    Now that German troops and secret police were in the south, it was more important than ever that the young leaders make no mistake and that they never waver a hair breadth in their commitment to saving the lives of jewish refugees.Before the Germans came, Vichy had been known to be lax as far as reprisals were concerned, but the Germans were capable of massacring a village that dared to resist their will—and Le Chambon had the reputation of being a “nest of Jews in Protestant country.” The times demanded close communication between Trocme and his responsables.

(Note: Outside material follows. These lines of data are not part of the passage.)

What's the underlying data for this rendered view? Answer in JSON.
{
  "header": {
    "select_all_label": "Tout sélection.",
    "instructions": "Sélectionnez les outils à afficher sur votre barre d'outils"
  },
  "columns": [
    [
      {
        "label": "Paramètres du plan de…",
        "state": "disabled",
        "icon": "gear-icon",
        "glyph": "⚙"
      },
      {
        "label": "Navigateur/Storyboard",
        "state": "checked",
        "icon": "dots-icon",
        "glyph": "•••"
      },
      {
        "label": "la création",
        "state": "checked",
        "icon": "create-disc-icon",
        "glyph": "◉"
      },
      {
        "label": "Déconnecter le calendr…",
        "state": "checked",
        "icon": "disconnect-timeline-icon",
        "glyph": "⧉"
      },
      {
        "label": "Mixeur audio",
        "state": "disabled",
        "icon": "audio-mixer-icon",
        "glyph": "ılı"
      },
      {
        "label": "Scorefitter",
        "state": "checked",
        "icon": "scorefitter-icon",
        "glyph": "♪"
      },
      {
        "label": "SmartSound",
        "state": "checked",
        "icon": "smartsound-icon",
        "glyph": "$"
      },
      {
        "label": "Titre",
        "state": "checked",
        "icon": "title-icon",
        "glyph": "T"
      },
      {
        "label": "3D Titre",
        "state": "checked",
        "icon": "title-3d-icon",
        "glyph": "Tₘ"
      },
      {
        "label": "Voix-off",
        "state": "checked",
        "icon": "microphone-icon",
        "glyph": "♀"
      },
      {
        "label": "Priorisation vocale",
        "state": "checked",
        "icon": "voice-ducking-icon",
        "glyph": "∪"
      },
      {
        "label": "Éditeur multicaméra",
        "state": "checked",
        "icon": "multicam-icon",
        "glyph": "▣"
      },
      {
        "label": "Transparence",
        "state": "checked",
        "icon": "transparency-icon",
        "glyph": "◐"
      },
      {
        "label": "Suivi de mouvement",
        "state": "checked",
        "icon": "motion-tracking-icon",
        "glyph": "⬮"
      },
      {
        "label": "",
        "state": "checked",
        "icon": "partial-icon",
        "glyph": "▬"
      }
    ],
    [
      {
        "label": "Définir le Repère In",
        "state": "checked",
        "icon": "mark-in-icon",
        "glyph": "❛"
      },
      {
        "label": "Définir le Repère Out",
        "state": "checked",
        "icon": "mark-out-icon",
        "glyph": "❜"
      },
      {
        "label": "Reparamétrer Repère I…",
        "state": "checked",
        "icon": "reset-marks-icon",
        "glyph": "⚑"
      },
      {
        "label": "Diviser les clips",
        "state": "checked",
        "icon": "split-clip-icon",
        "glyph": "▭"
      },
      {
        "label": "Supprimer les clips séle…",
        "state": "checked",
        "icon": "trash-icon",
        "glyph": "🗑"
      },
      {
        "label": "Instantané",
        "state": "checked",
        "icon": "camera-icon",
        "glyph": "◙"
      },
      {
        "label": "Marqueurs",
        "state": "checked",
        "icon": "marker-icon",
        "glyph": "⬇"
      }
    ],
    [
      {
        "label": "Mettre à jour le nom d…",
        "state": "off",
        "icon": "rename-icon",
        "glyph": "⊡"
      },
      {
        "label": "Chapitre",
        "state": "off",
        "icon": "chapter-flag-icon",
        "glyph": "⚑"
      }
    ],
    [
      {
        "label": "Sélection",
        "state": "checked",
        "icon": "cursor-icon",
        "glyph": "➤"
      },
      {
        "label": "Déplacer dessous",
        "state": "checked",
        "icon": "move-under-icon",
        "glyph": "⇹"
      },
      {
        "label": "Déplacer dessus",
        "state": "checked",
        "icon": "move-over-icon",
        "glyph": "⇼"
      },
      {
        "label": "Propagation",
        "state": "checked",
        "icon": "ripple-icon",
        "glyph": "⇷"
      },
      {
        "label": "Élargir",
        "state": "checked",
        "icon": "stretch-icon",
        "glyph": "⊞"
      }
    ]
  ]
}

    This is why Trocme was away when Major Silvani and his lieutenant knocked at the presbytery door.The wife of the minister was surprised to hear a knock at night.Refugees usually came during the daytime, after the one o’clock train; they usually knocked; but at night only villagers came to the presbytery and they knew they were expected to walk right in.Continues…

Leave a Reply

Fill in your details below or click an icon to log in: Logo

You are commenting using your account. Log Out /  Change )

Google photo

You are commenting using your Google account. Log Out /  Change )

Twitter picture

You are commenting using your Twitter account. Log Out /  Change )

Facebook photo

You are commenting using your Facebook account. Log Out /  Change )

Connecting to %s

This site uses Akismet to reduce spam. Learn how your comment data is processed.